Answer 2,735: Literature & Arts -- Green Teend) Raphael
The Renaissance painter was born in 1483, almost a century after Donatello, who was the earliest.
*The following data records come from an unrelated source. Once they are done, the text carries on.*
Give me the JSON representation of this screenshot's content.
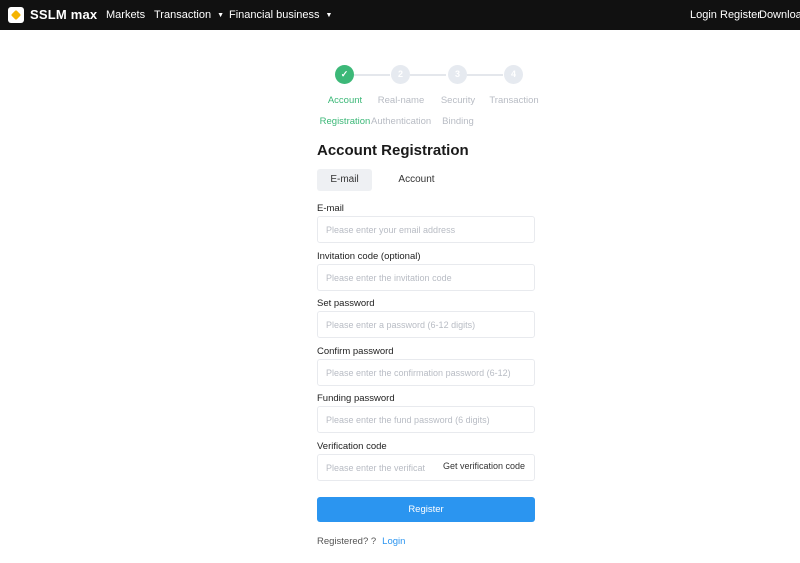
{
  "header": {
    "brand": "SSLM max",
    "nav": [
      {
        "label": "Markets"
      },
      {
        "label": "Transaction"
      },
      {
        "label": "Financial business"
      }
    ],
    "right": [
      {
        "label": "Login"
      },
      {
        "label": "Register"
      },
      {
        "label": "Download"
      }
    ]
  },
  "steps": [
    {
      "number": "✓",
      "line1": "Account",
      "line2": "Registration"
    },
    {
      "number": "2",
      "line1": "Real-name",
      "line2": "Authentication"
    },
    {
      "number": "3",
      "line1": "Security",
      "line2": "Binding"
    },
    {
      "number": "4",
      "line1": "Transaction",
      "line2": ""
    }
  ],
  "form": {
    "title": "Account Registration",
    "tabs": [
      {
        "label": "E-mail"
      },
      {
        "label": "Account"
      }
    ],
    "fields": [
      {
        "label": "E-mail",
        "placeholder": "Please enter your email address"
      },
      {
        "label": "Invitation code (optional)",
        "placeholder": "Please enter the invitation code"
      },
      {
        "label": "Set password",
        "placeholder": "Please enter a password (6-12 digits)"
      },
      {
        "label": "Confirm password",
        "placeholder": "Please enter the confirmation password (6-12)"
      },
      {
        "label": "Funding password",
        "placeholder": "Please enter the fund password (6 digits)"
      },
      {
        "label": "Verification code",
        "placeholder": "Please enter the verificat"
      }
    ],
    "get_code_label": "Get verification code",
    "register_label": "Register",
    "footer_text": "Registered? ?",
    "footer_link": "Login"
  },
  "colors": {
    "accent_blue": "#2b95f0",
    "step_active": "#3cb878",
    "topbar": "#111111"
  }
}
Michelangelo was the last to pass away in 1564.
Answer 2,736: Sports & Games -- Rolling Rided) Russian Mountains
Russian sleds descending hills of ice were mimicked by carts on tracks in the late 1700s.
Wednesday, October 1, 2008
Question 2,731: Entertainment & Food -- Pipers PipingHow many pipers are piping in the song "The Twelve Days of Christmas"?
Question 2,732: History & Government -- Falls FeatOn June 30, 1859, what was Charles Blondin the first person to cross Niagara Falls using?
a) A balloon
b) A barrel
c) A hang glider
d) A tightrope
Question 2,733: Math & Science -- Body BuildingIn September 1998, what body part was first successfully transplanted in Lyon, France to New Zealander Clint Hallam?
Question 2,734: Geography & Nature -- City SectionsWhich section of New York City is equivalent to the City in London?
c) Times Square
d) Wall Street
Question 2,735: Literature & Arts -- Green TeenOf the four artists for whom the Teenage Mutant Ninja Turtles were named, who was the last to be born?
Question 2,736: Sports & Games -- Rolling RideWhat were rollercoasters originally called?
a) Flying Cars
b) Hills and Valleys
c) Runaway Trains
d) Russian Mountains
Answer 2,725: Entertainment & Food -- Parent Playc) Pygmalion
The 1913 play was in turn based on Ovid's version of a Greek myth.
Answer 2,726: History & Government -- Nurse Nightingalea) Crimean War
The war pitted Russia against France and the U.K. from 1854 to 1856.
Answer 2,727: Math & Science -- Four of a Kinda) Challenger astronauts
Ellison Onizuka, Judith Resnik, and Christa McAuliffe rounded out the ill-fated 1986 crew.
Answer 2,728: Geography & Nature -- Kalahari Countryb) Botswana
The desert fills 70% of the country.
Answer 2,729: Literature & Arts -- Urning His Keepa) John Keats
The Romantic titled his first poem "Imitation of Spenser" for the poet who had inspired him with The Faerie Queene.
Answer 2,730: Sports & Games -- Face Valuea) 0
The object of the betting game is to hold cards whose total ends in the digit 9 or is at least higher than your opponent's.